At this point Dunn estimates he was out of pocket about $7,000 and that his health insurance company had absorbed at least another $20,000. He also missed work for a month while recovering from the surgery.
For the next several years he managed his pain with a strict regimen of stretching and exercise, but still struggled at work where he spent long hours sitting at a desk. The pain was constant, he remembers, with its severity tempered only modestly by stretching and back exercises.
The ordeal was at least as taxing emotionally as it was physically and financially. “I was never clinically depressed, but over time it took a toll on me emotionally,” Dunn recalls. “I’m an engineer by training. I solve problems, and I couldn’t figure this one out. I was going to all the medical professionals you’re supposed to go to, and they couldn’t fix it."
“The despair part of it is this fear that you’re going to have to live with this for the rest of your life. The longer it went on, especially after the surgery didn’t resolve the underlying back pain, the more I was left wondering if this was going to be a chronic lifelong cross to bear. I never stopped looking for answers, but I had five years of very limited success. And when a problem lasts that long, you can lose hope.”
“It was intuitive, in a way that was revealing, or eye opening,” he recalls. He had seen Gokhale Method creator Esther Gokhale’s book, and the class came naturally to him. “I remember sitting down for the opening session, and listening to her explanation of posture. It was very intuitive, and I felt very comfortable. I saw results almost immediately."

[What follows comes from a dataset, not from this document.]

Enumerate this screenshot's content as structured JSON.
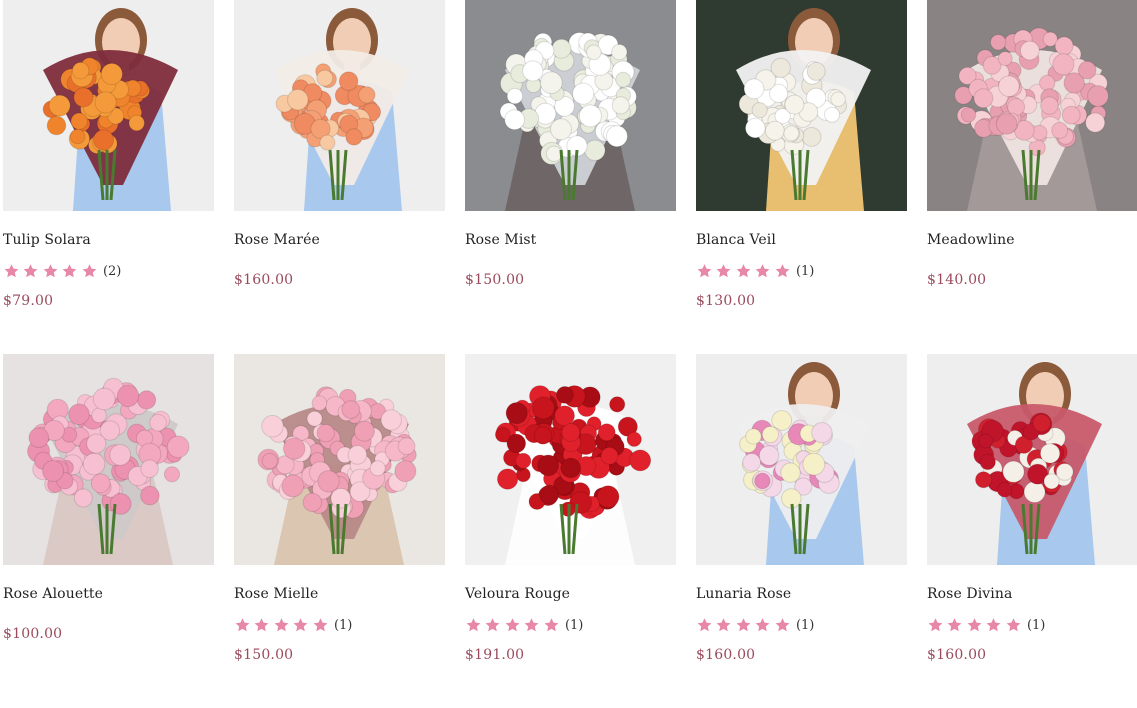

“I quickly realized that many of the stretches and sitting positions I had been using to find relief were, according to the Gokhale Method, counterproductive. For example, arching or swaying my back and using a lot of lumbar cushioning—that was a big one—were actually making things worse. I had no guidance or foundation for the geometry and physics of a healthy back, so I used countless positions and exercises, many of which were ill-advised. Esther’s method was a very logical philosophy, easy to follow.”
Dunn shared an email he wrote to Gokhale six months after taking her course. "My low-back pain is, for the most part, a memory. I have applied your methods principally to my sitting, which was always the most uncomfortable position for me. The results are striking. Whereas in the past it was a struggle to get through a day (complete with standing / stretching / walking breaks every 10 minutes or so), I can now sit uninterrupted and pain free for long stretches."
What does back pain cost?
When Travis Dunn added the estimated expenses for his back care, he found that he
Out of pocket
Doctors (office visits, cortisone injections)
Surgery (hospital fees, surgeon fees, anesthesia)
$2,000 + 5 PTO days
$15,000 + 20 days short term disability
$7k + 5 PTO days
$20k + 20 days disability
“As evidence of that, I have traveled from Boston in the past three months twice to Portugal (that's four flights of seven+ hours each), twice to Texas (four flights of three+ hours), and once to Mexico (two flights of four+ hours). Each time, I flew comfortably and pain free!"
Dunn—now a 32-year-old transportation planning consultant—travels regularly overseas and has driven twice across the country—all pain free. And his advice to others in back pain?
“This method is something everyone should be doing, regardless of whether they’re in pain. I notice posture now. I notice how people are sitting. For those in pain, it’s easy, low cost, and a low-hanging fruit. I wish I had done it first.”